Task to complete:
Repeat each entry in full, exactly.
**** Records provided
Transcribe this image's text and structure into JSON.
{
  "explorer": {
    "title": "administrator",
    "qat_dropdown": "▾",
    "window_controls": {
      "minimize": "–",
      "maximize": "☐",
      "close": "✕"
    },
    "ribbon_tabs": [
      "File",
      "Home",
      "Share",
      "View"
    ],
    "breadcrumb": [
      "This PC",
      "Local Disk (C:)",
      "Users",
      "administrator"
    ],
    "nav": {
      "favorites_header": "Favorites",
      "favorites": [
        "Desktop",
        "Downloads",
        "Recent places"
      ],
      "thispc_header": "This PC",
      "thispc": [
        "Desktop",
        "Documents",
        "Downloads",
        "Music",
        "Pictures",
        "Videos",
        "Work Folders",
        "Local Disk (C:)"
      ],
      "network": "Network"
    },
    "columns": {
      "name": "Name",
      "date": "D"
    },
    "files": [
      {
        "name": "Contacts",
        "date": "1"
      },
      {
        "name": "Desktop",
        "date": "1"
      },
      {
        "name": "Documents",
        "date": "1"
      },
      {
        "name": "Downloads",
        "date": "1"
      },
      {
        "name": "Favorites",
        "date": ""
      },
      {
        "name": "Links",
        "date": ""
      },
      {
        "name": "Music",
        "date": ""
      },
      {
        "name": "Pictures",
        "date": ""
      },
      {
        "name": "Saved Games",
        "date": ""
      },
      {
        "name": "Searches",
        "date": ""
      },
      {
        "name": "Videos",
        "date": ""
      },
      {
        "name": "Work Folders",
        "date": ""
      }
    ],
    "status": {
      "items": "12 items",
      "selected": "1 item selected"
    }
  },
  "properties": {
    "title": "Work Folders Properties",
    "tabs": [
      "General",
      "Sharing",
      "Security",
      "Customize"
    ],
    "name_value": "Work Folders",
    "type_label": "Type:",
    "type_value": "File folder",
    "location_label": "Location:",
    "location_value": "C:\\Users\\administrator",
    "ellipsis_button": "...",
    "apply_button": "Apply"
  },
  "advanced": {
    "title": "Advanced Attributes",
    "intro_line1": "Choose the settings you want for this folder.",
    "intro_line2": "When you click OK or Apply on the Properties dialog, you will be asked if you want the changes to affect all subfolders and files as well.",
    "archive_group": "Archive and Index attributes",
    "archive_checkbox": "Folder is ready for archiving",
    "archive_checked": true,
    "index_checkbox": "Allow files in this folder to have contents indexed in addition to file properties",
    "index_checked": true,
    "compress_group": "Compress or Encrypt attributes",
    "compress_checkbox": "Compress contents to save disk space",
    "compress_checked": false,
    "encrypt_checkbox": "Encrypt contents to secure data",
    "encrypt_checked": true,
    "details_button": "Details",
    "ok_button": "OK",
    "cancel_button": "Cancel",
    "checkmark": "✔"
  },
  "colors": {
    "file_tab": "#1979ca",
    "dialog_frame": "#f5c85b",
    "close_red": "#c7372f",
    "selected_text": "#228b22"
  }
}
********
Reply:
Transcribe this image's text and structure into JSON.
{
  "explorer": {
    "title": "administrator",
    "qat_dropdown": "▾",
    "window_controls": {
      "minimize": "–",
      "maximize": "☐",
      "close": "✕"
    },
    "ribbon_tabs": [
      "File",
      "Home",
      "Share",
      "View"
    ],
    "breadcrumb": [
      "This PC",
      "Local Disk (C:)",
      "Users",
      "administrator"
    ],
    "nav": {
      "favorites_header": "Favorites",
      "favorites": [
        "Desktop",
        "Downloads",
        "Recent places"
      ],
      "thispc_header": "This PC",
      "thispc": [
        "Desktop",
        "Documents",
        "Downloads",
        "Music",
        "Pictures",
        "Videos",
        "Work Folders",
        "Local Disk (C:)"
      ],
      "network": "Network"
    },
    "columns": {
      "name": "Name",
      "date": "D"
    },
    "files": [
      {
        "name": "Contacts",
        "date": "1"
      },
      {
        "name": "Desktop",
        "date": "1"
      },
      {
        "name": "Documents",
        "date": "1"
      },
      {
        "name": "Downloads",
        "date": "1"
      },
      {
        "name": "Favorites",
        "date": ""
      },
      {
        "name": "Links",
        "date": ""
      },
      {
        "name": "Music",
        "date": ""
      },
      {
        "name": "Pictures",
        "date": ""
      },
      {
        "name": "Saved Games",
        "date": ""
      },
      {
        "name": "Searches",
        "date": ""
      },
      {
        "name": "Videos",
        "date": ""
      },
      {
        "name": "Work Folders",
        "date": ""
      }
    ],
    "status": {
      "items": "12 items",
      "selected": "1 item selected"
    }
  },
  "properties": {
    "title": "Work Folders Properties",
    "tabs": [
      "General",
      "Sharing",
      "Security",
      "Customize"
    ],
    "name_value": "Work Folders",
    "type_label": "Type:",
    "type_value": "File folder",
    "location_label": "Location:",
    "location_value": "C:\\Users\\administrator",
    "ellipsis_button": "...",
    "apply_button": "Apply"
  },
  "advanced": {
    "title": "Advanced Attributes",
    "intro_line1": "Choose the settings you want for this folder.",
    "intro_line2": "When you click OK or Apply on the Properties dialog, you will be asked if you want the changes to affect all subfolders and files as well.",
    "archive_group": "Archive and Index attributes",
    "archive_checkbox": "Folder is ready for archiving",
    "archive_checked": true,
    "index_checkbox": "Allow files in this folder to have contents indexed in addition to file properties",
    "index_checked": true,
    "compress_group": "Compress or Encrypt attributes",
    "compress_checkbox": "Compress contents to save disk space",
    "compress_checked": false,
    "encrypt_checkbox": "Encrypt contents to secure data",
    "encrypt_checked": true,
    "details_button": "Details",
    "ok_button": "OK",
    "cancel_button": "Cancel",
    "checkmark": "✔"
  },
  "colors": {
    "file_tab": "#1979ca",
    "dialog_frame": "#f5c85b",
    "close_red": "#c7372f",
    "selected_text": "#228b22"
  }
}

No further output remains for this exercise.